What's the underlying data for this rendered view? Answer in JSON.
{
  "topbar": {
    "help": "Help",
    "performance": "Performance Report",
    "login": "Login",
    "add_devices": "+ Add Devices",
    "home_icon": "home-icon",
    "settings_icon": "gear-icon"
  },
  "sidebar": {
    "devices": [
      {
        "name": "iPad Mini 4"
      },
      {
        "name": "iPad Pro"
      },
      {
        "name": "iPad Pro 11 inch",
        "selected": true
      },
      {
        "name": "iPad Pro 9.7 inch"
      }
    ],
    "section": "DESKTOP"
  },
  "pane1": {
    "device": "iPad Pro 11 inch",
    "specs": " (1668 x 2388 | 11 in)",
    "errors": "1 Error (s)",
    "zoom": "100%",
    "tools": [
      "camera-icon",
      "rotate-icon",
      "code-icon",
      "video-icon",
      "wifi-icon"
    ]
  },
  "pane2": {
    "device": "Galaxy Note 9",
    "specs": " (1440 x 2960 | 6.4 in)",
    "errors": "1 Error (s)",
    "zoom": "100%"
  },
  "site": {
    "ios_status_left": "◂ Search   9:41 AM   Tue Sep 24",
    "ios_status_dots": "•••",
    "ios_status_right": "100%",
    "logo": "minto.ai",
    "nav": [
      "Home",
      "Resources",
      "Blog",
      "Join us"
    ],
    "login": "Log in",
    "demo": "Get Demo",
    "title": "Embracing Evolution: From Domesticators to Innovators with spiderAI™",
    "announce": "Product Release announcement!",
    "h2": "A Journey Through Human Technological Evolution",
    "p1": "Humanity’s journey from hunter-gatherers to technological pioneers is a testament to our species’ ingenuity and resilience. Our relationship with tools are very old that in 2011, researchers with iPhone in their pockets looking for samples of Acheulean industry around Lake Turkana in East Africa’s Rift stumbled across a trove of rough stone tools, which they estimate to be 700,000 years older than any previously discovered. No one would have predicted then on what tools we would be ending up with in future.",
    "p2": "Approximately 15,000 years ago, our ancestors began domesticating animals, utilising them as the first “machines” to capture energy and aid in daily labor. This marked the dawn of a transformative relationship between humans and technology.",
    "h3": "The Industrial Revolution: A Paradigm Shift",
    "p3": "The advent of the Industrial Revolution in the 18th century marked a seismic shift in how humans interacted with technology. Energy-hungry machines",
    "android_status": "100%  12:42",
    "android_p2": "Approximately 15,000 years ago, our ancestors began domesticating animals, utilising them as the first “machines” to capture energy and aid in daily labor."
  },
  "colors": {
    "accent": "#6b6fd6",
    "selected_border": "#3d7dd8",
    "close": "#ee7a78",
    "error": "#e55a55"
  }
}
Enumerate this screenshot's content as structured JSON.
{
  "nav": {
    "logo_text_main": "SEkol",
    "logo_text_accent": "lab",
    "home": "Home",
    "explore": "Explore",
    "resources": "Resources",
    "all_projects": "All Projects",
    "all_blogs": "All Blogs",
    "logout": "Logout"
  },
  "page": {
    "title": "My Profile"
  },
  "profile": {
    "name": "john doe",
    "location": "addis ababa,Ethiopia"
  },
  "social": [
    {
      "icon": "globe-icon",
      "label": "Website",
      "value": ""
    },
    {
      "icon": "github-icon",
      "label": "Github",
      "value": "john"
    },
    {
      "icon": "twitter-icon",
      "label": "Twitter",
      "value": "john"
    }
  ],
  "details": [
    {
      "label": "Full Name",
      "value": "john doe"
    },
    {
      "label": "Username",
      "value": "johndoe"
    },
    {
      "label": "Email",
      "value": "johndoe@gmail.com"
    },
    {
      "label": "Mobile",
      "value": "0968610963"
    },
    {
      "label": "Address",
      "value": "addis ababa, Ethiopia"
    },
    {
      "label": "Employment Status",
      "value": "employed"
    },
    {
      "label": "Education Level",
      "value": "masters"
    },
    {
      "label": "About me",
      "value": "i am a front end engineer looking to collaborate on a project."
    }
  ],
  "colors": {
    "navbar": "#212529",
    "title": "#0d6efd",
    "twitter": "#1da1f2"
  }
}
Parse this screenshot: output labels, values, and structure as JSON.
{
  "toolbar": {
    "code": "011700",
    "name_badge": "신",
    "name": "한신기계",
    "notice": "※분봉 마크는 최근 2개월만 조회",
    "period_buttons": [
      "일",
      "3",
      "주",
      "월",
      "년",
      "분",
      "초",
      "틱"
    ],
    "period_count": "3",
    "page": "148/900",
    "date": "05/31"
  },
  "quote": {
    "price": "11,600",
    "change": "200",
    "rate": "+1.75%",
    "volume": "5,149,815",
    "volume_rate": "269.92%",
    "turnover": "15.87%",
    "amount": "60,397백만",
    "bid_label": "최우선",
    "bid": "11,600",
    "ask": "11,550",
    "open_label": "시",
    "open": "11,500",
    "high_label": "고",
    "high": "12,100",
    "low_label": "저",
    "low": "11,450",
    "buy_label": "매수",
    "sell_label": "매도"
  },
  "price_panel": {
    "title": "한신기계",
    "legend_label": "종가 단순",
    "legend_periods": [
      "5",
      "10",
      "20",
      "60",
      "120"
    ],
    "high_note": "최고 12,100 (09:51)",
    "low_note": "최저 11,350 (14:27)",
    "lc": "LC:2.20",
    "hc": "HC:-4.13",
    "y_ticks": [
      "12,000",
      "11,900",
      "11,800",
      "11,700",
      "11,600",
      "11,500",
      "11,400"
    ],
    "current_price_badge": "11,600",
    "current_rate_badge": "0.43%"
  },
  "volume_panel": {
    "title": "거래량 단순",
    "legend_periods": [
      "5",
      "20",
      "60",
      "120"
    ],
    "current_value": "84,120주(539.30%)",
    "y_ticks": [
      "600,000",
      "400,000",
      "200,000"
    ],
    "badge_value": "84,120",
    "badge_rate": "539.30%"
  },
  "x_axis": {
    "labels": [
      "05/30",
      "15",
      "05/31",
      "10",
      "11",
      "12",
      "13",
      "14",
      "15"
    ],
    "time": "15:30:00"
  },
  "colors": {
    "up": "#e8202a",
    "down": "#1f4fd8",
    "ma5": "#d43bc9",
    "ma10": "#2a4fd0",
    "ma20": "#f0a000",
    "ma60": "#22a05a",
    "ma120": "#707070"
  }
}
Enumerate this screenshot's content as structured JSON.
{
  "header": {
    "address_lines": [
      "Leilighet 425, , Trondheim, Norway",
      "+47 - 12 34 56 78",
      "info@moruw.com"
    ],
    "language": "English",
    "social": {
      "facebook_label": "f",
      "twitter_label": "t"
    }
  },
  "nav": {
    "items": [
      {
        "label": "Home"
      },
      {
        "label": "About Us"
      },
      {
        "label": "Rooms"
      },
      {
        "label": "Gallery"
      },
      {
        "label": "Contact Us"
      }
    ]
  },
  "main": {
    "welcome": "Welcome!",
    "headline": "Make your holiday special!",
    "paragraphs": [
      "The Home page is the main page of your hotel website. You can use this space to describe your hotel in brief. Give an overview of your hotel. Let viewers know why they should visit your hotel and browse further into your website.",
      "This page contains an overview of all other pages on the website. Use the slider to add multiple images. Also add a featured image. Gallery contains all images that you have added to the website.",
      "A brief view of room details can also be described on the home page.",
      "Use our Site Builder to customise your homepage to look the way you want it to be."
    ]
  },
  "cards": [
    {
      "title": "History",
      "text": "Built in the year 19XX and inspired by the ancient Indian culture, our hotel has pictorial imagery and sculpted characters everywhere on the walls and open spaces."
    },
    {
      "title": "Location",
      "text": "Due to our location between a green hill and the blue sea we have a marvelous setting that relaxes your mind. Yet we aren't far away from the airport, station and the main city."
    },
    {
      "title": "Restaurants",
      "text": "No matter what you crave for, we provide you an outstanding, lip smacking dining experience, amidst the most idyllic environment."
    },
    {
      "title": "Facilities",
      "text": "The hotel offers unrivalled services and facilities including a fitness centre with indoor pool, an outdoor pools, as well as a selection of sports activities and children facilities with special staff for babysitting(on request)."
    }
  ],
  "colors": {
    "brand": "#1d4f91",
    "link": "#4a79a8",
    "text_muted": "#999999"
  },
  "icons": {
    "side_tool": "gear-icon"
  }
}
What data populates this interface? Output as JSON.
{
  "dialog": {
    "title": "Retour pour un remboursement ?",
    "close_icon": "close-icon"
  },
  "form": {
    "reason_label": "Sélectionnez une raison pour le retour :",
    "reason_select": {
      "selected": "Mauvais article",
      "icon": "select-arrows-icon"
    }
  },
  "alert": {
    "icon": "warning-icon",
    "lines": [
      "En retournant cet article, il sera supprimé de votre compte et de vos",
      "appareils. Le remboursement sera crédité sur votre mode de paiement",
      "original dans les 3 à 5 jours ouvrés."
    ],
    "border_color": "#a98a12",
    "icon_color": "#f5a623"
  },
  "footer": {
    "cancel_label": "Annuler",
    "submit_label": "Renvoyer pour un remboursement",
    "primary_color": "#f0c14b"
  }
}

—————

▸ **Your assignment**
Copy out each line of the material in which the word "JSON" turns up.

▸ **Result**
What's the underlying data for this rendered view? Answer in JSON.
Enumerate this screenshot's content as structured JSON.
Parse this screenshot: output labels, values, and structure as JSON.
Enumerate this screenshot's content as structured JSON.
What data populates this interface? Output as JSON.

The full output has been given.